Element data from apps and pages:
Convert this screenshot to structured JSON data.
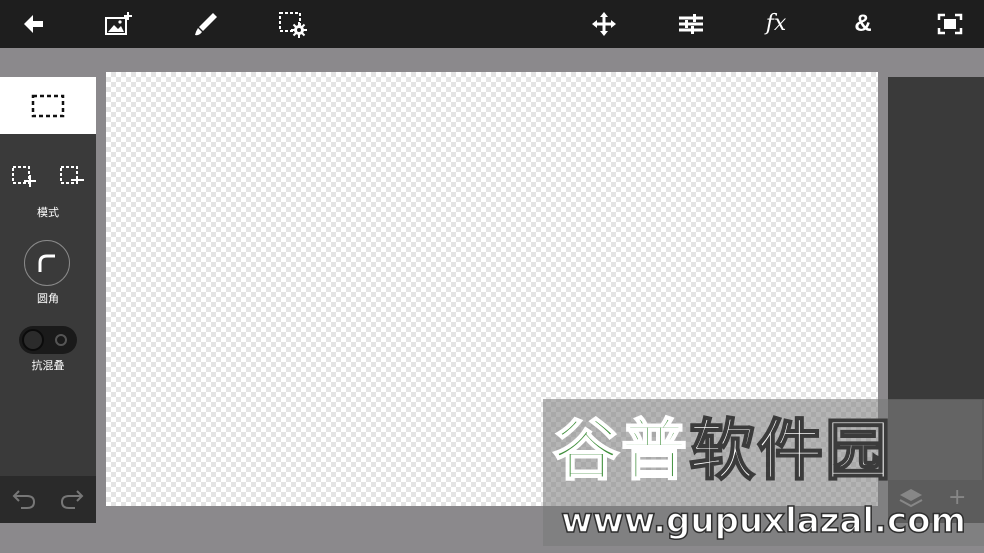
{
  "toolbar": {
    "items": [
      {
        "name": "back",
        "icon": "arrow-left-icon"
      },
      {
        "name": "add-image",
        "icon": "add-image-icon"
      },
      {
        "name": "brush",
        "icon": "brush-icon"
      },
      {
        "name": "selection-settings",
        "icon": "selection-settings-icon"
      },
      {
        "name": "move",
        "icon": "move-arrows-icon"
      },
      {
        "name": "adjustments",
        "icon": "sliders-icon"
      },
      {
        "name": "effects",
        "icon": "fx-icon",
        "label": "fx"
      },
      {
        "name": "blend",
        "icon": "ampersand-icon",
        "label": "&"
      },
      {
        "name": "fit-screen",
        "icon": "fit-screen-icon"
      }
    ]
  },
  "left_panel": {
    "mode_label": "模式",
    "rounded_label": "圆角",
    "antialias_label": "抗混叠",
    "antialias_on": false
  },
  "right_panel": {
    "add_label": "+"
  },
  "watermark": {
    "title_green": "谷普",
    "title_white": "软件园",
    "url": "www.gupuxlazal.com"
  },
  "colors": {
    "toolbar_bg": "#1e1e1e",
    "workspace_bg": "#8b898c",
    "panel_bg": "#3a3a3a",
    "watermark_green": "#3f8e3b"
  }
}
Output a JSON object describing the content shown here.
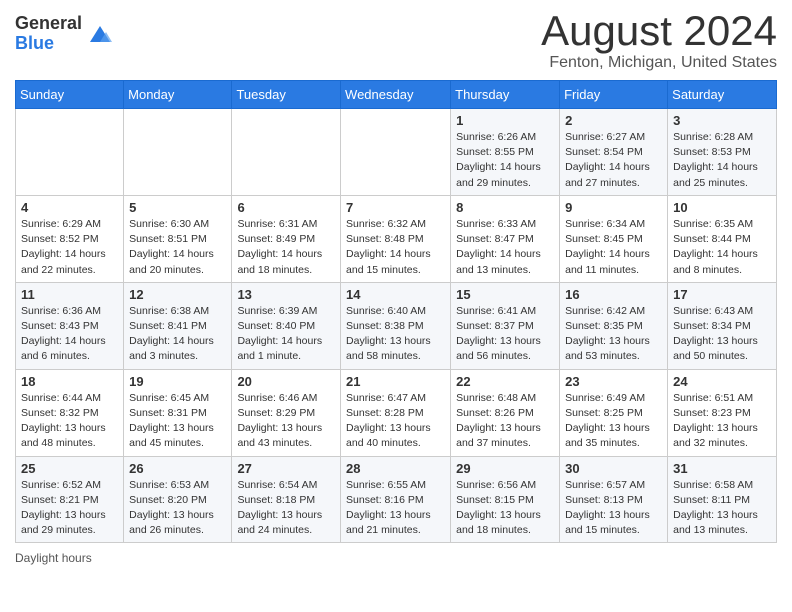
{
  "header": {
    "logo_line1": "General",
    "logo_line2": "Blue",
    "month_title": "August 2024",
    "location": "Fenton, Michigan, United States"
  },
  "days_of_week": [
    "Sunday",
    "Monday",
    "Tuesday",
    "Wednesday",
    "Thursday",
    "Friday",
    "Saturday"
  ],
  "weeks": [
    [
      {
        "day": "",
        "info": ""
      },
      {
        "day": "",
        "info": ""
      },
      {
        "day": "",
        "info": ""
      },
      {
        "day": "",
        "info": ""
      },
      {
        "day": "1",
        "info": "Sunrise: 6:26 AM\nSunset: 8:55 PM\nDaylight: 14 hours and 29 minutes."
      },
      {
        "day": "2",
        "info": "Sunrise: 6:27 AM\nSunset: 8:54 PM\nDaylight: 14 hours and 27 minutes."
      },
      {
        "day": "3",
        "info": "Sunrise: 6:28 AM\nSunset: 8:53 PM\nDaylight: 14 hours and 25 minutes."
      }
    ],
    [
      {
        "day": "4",
        "info": "Sunrise: 6:29 AM\nSunset: 8:52 PM\nDaylight: 14 hours and 22 minutes."
      },
      {
        "day": "5",
        "info": "Sunrise: 6:30 AM\nSunset: 8:51 PM\nDaylight: 14 hours and 20 minutes."
      },
      {
        "day": "6",
        "info": "Sunrise: 6:31 AM\nSunset: 8:49 PM\nDaylight: 14 hours and 18 minutes."
      },
      {
        "day": "7",
        "info": "Sunrise: 6:32 AM\nSunset: 8:48 PM\nDaylight: 14 hours and 15 minutes."
      },
      {
        "day": "8",
        "info": "Sunrise: 6:33 AM\nSunset: 8:47 PM\nDaylight: 14 hours and 13 minutes."
      },
      {
        "day": "9",
        "info": "Sunrise: 6:34 AM\nSunset: 8:45 PM\nDaylight: 14 hours and 11 minutes."
      },
      {
        "day": "10",
        "info": "Sunrise: 6:35 AM\nSunset: 8:44 PM\nDaylight: 14 hours and 8 minutes."
      }
    ],
    [
      {
        "day": "11",
        "info": "Sunrise: 6:36 AM\nSunset: 8:43 PM\nDaylight: 14 hours and 6 minutes."
      },
      {
        "day": "12",
        "info": "Sunrise: 6:38 AM\nSunset: 8:41 PM\nDaylight: 14 hours and 3 minutes."
      },
      {
        "day": "13",
        "info": "Sunrise: 6:39 AM\nSunset: 8:40 PM\nDaylight: 14 hours and 1 minute."
      },
      {
        "day": "14",
        "info": "Sunrise: 6:40 AM\nSunset: 8:38 PM\nDaylight: 13 hours and 58 minutes."
      },
      {
        "day": "15",
        "info": "Sunrise: 6:41 AM\nSunset: 8:37 PM\nDaylight: 13 hours and 56 minutes."
      },
      {
        "day": "16",
        "info": "Sunrise: 6:42 AM\nSunset: 8:35 PM\nDaylight: 13 hours and 53 minutes."
      },
      {
        "day": "17",
        "info": "Sunrise: 6:43 AM\nSunset: 8:34 PM\nDaylight: 13 hours and 50 minutes."
      }
    ],
    [
      {
        "day": "18",
        "info": "Sunrise: 6:44 AM\nSunset: 8:32 PM\nDaylight: 13 hours and 48 minutes."
      },
      {
        "day": "19",
        "info": "Sunrise: 6:45 AM\nSunset: 8:31 PM\nDaylight: 13 hours and 45 minutes."
      },
      {
        "day": "20",
        "info": "Sunrise: 6:46 AM\nSunset: 8:29 PM\nDaylight: 13 hours and 43 minutes."
      },
      {
        "day": "21",
        "info": "Sunrise: 6:47 AM\nSunset: 8:28 PM\nDaylight: 13 hours and 40 minutes."
      },
      {
        "day": "22",
        "info": "Sunrise: 6:48 AM\nSunset: 8:26 PM\nDaylight: 13 hours and 37 minutes."
      },
      {
        "day": "23",
        "info": "Sunrise: 6:49 AM\nSunset: 8:25 PM\nDaylight: 13 hours and 35 minutes."
      },
      {
        "day": "24",
        "info": "Sunrise: 6:51 AM\nSunset: 8:23 PM\nDaylight: 13 hours and 32 minutes."
      }
    ],
    [
      {
        "day": "25",
        "info": "Sunrise: 6:52 AM\nSunset: 8:21 PM\nDaylight: 13 hours and 29 minutes."
      },
      {
        "day": "26",
        "info": "Sunrise: 6:53 AM\nSunset: 8:20 PM\nDaylight: 13 hours and 26 minutes."
      },
      {
        "day": "27",
        "info": "Sunrise: 6:54 AM\nSunset: 8:18 PM\nDaylight: 13 hours and 24 minutes."
      },
      {
        "day": "28",
        "info": "Sunrise: 6:55 AM\nSunset: 8:16 PM\nDaylight: 13 hours and 21 minutes."
      },
      {
        "day": "29",
        "info": "Sunrise: 6:56 AM\nSunset: 8:15 PM\nDaylight: 13 hours and 18 minutes."
      },
      {
        "day": "30",
        "info": "Sunrise: 6:57 AM\nSunset: 8:13 PM\nDaylight: 13 hours and 15 minutes."
      },
      {
        "day": "31",
        "info": "Sunrise: 6:58 AM\nSunset: 8:11 PM\nDaylight: 13 hours and 13 minutes."
      }
    ]
  ],
  "footer": {
    "note": "Daylight hours"
  }
}
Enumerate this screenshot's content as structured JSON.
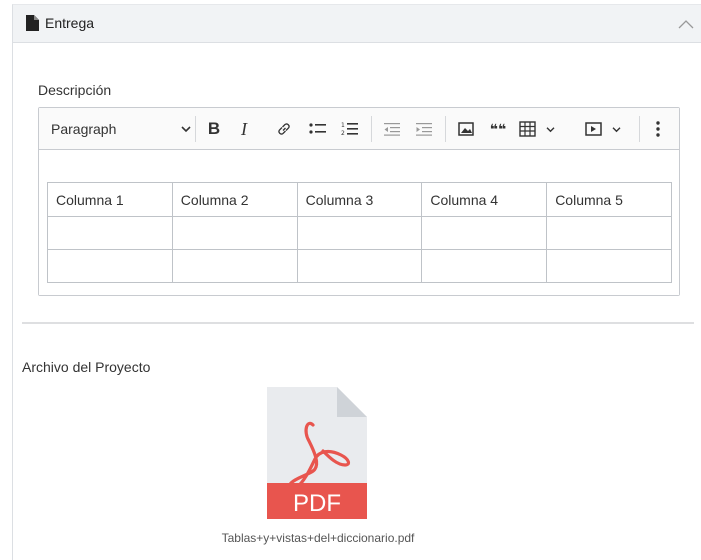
{
  "panel": {
    "title": "Entrega",
    "icons": {
      "document": "document-icon",
      "collapse": "chevron-up-icon"
    }
  },
  "description": {
    "label": "Descripción",
    "toolbar": {
      "heading_select": "Paragraph",
      "bold": "B",
      "italic": "I",
      "quote": "❝❝",
      "icons": [
        "chevron-down-icon",
        "bold-icon",
        "italic-icon",
        "link-icon",
        "bulleted-list-icon",
        "numbered-list-icon",
        "outdent-icon",
        "indent-icon",
        "image-icon",
        "quote-icon",
        "table-icon",
        "media-icon",
        "more-options-icon"
      ]
    },
    "table": {
      "rows": [
        [
          "Columna 1",
          "Columna 2",
          "Columna 3",
          "Columna 4",
          "Columna 5"
        ],
        [
          "",
          "",
          "",
          "",
          ""
        ],
        [
          "",
          "",
          "",
          "",
          ""
        ]
      ]
    }
  },
  "archivo": {
    "label": "Archivo del Proyecto",
    "file_badge": "PDF",
    "file_name": "Tablas+y+vistas+del+diccionario.pdf"
  },
  "colors": {
    "pdf_red": "#e8554e",
    "pdf_body": "#e9ebee",
    "pdf_fold": "#cfd3d8"
  }
}
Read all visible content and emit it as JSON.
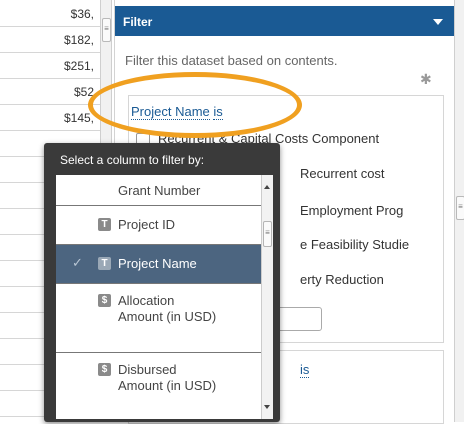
{
  "table": {
    "amounts": [
      "$36,",
      "$182,",
      "$251,",
      "$52",
      "$145,",
      "",
      "",
      "",
      "",
      "",
      "",
      "",
      "",
      "",
      ""
    ]
  },
  "panel": {
    "title": "Filter",
    "description": "Filter this dataset based on contents.",
    "gear_icon": "gear-icon"
  },
  "filter": {
    "column_label": "Project Name",
    "operator": "is",
    "options": [
      "Recurrent & Capital Costs Component",
      "Recurrent cost",
      "Employment Prog",
      "e Feasibility Studie",
      "erty Reduction"
    ],
    "second_link": "is"
  },
  "dropdown": {
    "title": "Select a column to filter by:",
    "items": [
      {
        "label": "Grant Number",
        "type_badge": "",
        "selected": false
      },
      {
        "label": "Project ID",
        "type_badge": "T",
        "selected": false
      },
      {
        "label": "Project Name",
        "type_badge": "T",
        "selected": true,
        "check": "✓"
      },
      {
        "label": "Allocation Amount (in USD)",
        "type_badge": "$",
        "selected": false
      },
      {
        "label": "Disbursed Amount (in USD)",
        "type_badge": "$",
        "selected": false
      }
    ]
  },
  "colors": {
    "header_blue": "#1a5a94",
    "highlight_orange": "#f0a020",
    "dropdown_dark": "#3a3a3a",
    "selected_row": "#4c6580"
  }
}
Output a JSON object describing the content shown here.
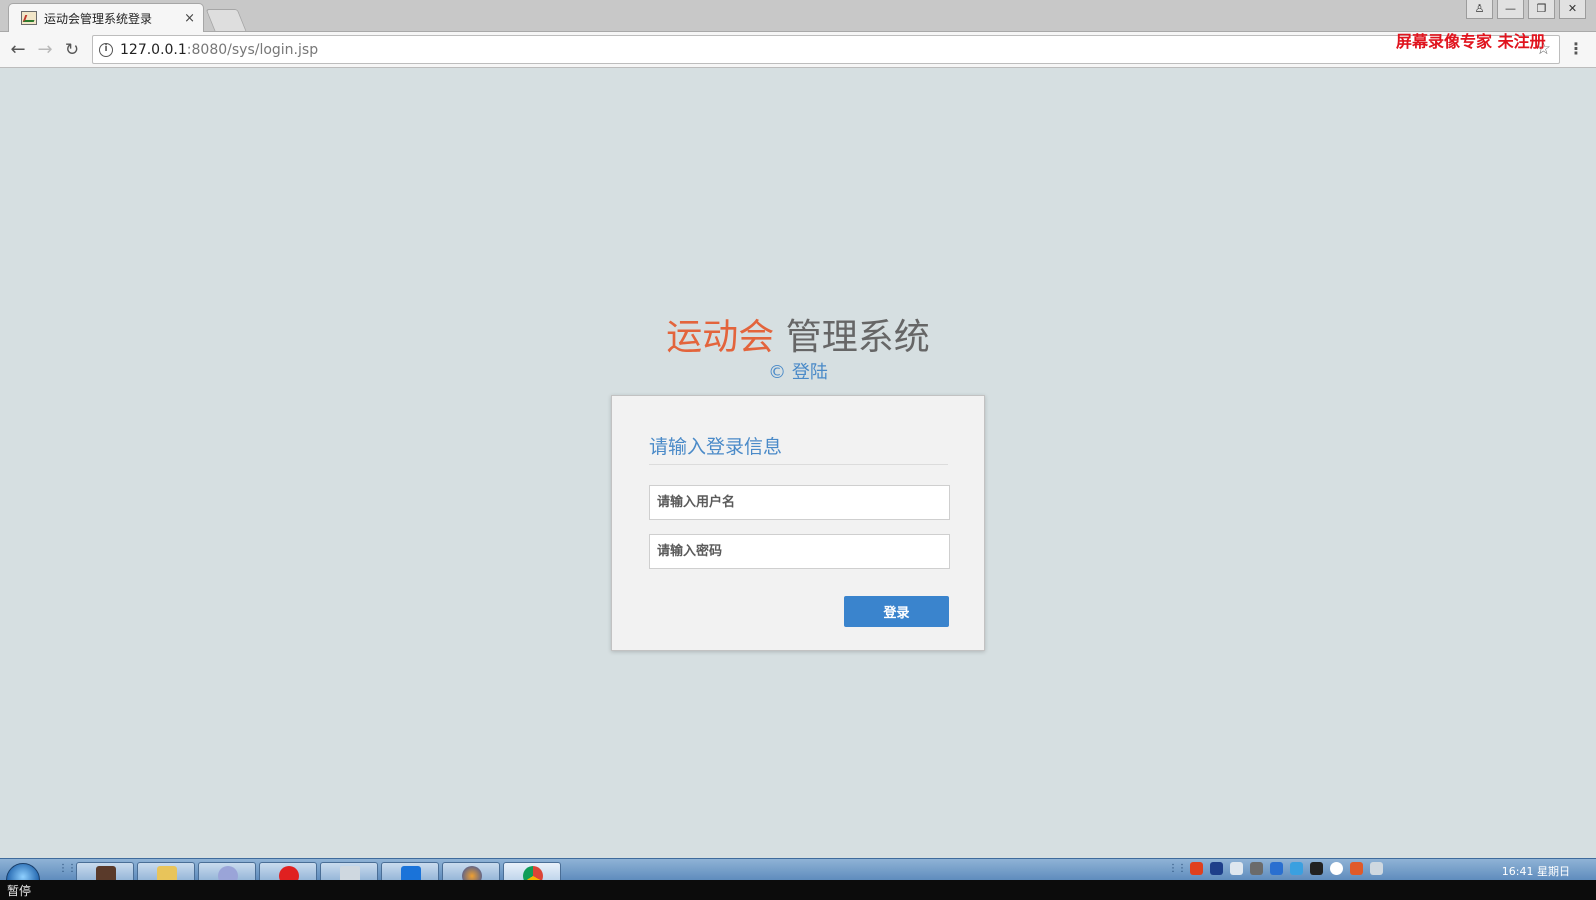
{
  "browser": {
    "tab_title": "运动会管理系统登录",
    "tab_close": "×",
    "window_controls": [
      "user-icon",
      "minimize-icon",
      "restore-icon",
      "close-icon"
    ],
    "address": {
      "host": "127.0.0.1",
      "rest": ":8080/sys/login.jsp"
    }
  },
  "watermark": "屏幕录像专家  未注册",
  "page": {
    "brand_accent": "运动会",
    "brand_rest": "管理系统",
    "subtitle": "© 登陆",
    "form": {
      "heading": "请输入登录信息",
      "username_placeholder": "请输入用户名",
      "password_placeholder": "请输入密码",
      "submit_label": "登录"
    }
  },
  "taskbar": {
    "apps": [
      "java-ide",
      "file-explorer",
      "ink-tool",
      "red-app",
      "notepad",
      "blue-app",
      "firefox",
      "chrome"
    ],
    "clock": "16:41 星期日"
  },
  "status": "暂停",
  "colors": {
    "accent": "#e3643c",
    "link_blue": "#4a8ac8",
    "button_blue": "#3a84cd",
    "watermark_red": "#e0141e"
  }
}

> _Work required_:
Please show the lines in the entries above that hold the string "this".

> _Solution_:
Convert this screenshot to structured JSON data.
Enumerate this screenshot's content as structured JSON.
    "description": "Filter this dataset based on contents.",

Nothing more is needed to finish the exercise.